▸ WHAT TO DO
Copy every line of the data in which the word "cliente" occurs.
[DATA IN THIS EXERCISE Boundary: Start]
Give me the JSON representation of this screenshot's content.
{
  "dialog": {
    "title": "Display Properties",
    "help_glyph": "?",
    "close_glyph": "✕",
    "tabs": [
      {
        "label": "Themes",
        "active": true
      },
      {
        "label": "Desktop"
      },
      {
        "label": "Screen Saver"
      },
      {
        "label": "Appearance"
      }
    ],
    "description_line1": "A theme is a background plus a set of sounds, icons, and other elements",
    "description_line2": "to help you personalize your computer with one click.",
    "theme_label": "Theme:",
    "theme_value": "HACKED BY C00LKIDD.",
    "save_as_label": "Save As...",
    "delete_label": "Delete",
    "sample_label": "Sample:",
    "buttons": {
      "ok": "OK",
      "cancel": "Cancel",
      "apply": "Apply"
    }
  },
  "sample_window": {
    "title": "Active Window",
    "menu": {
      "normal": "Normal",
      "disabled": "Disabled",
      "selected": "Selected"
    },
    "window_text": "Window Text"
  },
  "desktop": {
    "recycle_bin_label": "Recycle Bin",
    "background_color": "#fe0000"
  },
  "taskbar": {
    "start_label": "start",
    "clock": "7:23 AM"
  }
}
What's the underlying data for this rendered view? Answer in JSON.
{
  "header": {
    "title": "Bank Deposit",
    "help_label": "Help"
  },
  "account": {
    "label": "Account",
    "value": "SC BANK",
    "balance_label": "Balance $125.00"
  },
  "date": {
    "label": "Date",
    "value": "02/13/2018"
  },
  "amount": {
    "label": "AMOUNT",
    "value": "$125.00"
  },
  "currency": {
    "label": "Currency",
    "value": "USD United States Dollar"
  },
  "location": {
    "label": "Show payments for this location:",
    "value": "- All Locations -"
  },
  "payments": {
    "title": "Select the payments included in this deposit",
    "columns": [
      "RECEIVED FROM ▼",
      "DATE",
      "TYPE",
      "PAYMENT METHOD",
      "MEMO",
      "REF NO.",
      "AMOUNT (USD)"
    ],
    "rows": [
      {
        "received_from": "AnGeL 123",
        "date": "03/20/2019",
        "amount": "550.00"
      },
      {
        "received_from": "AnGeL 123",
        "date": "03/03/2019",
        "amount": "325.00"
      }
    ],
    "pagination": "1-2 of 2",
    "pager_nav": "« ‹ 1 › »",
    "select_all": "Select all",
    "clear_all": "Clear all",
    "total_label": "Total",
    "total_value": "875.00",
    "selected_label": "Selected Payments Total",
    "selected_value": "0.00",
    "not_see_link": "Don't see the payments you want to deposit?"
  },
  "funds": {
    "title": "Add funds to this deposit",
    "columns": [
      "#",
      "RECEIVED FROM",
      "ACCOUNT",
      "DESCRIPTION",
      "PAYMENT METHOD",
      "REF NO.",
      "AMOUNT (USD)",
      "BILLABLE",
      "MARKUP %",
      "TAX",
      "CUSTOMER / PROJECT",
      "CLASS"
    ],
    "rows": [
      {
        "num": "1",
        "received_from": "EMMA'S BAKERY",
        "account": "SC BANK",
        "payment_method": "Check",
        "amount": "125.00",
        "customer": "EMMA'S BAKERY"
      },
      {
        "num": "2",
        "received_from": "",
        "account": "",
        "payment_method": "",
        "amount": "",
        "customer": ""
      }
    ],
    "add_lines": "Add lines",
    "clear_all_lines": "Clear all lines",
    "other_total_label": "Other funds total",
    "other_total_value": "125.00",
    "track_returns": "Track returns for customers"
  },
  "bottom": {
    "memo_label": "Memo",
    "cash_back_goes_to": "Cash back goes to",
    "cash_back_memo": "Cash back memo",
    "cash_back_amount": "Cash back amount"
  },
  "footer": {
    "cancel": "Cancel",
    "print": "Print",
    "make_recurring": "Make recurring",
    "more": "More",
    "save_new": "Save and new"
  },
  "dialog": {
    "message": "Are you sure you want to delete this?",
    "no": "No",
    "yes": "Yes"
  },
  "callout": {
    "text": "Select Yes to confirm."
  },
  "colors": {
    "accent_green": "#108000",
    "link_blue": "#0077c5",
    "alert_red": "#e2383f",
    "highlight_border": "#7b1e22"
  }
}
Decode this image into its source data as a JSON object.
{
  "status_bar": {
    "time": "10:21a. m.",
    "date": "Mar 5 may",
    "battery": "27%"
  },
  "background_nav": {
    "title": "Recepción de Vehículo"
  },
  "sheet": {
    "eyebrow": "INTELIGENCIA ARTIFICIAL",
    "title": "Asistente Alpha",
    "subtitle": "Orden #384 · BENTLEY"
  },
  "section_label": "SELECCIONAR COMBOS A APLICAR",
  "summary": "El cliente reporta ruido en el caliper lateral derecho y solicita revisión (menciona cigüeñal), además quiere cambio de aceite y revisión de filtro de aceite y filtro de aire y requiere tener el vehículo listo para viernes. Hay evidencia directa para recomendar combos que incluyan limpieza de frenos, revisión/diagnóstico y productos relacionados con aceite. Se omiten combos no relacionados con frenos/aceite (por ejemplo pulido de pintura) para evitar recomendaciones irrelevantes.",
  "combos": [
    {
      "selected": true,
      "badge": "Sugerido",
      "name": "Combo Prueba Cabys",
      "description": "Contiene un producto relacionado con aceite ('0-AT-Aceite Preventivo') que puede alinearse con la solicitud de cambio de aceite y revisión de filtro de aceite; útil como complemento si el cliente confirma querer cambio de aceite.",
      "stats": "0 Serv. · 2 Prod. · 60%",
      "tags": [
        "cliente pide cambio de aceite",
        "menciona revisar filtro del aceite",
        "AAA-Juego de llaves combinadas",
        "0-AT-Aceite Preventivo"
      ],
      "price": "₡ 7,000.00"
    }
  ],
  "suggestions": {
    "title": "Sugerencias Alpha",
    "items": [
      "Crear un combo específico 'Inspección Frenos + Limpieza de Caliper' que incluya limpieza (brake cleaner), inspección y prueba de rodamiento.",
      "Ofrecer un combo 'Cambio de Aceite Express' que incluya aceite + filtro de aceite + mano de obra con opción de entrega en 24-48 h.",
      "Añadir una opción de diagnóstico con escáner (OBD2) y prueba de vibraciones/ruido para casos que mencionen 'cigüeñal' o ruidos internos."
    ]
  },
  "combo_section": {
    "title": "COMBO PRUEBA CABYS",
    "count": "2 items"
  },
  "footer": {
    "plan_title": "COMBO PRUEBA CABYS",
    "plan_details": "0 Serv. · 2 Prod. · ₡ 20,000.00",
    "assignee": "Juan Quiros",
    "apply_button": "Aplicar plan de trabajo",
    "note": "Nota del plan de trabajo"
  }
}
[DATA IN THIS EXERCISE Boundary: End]
▸ SOLUTION BELOW
  "summary": "El cliente reporta ruido en el caliper lateral derecho y solicita revisión (menciona cigüeñal), además quiere cambio de aceite y revisión de filtro de aceite y filtro de aire y requiere tener el vehículo listo para viernes. Hay evidencia directa para recomendar combos que incluyan limpieza de frenos, revisión/diagnóstico y productos relacionados con aceite. Se omiten combos no relacionados con frenos/aceite (por ejemplo pulido de pintura) para evitar recomendaciones irrelevantes.",
      "description": "Contiene un producto relacionado con aceite ('0-AT-Aceite Preventivo') que puede alinearse con la solicitud de cambio de aceite y revisión de filtro de aceite; útil como complemento si el cliente confirma querer cambio de aceite.",
        "cliente pide cambio de aceite",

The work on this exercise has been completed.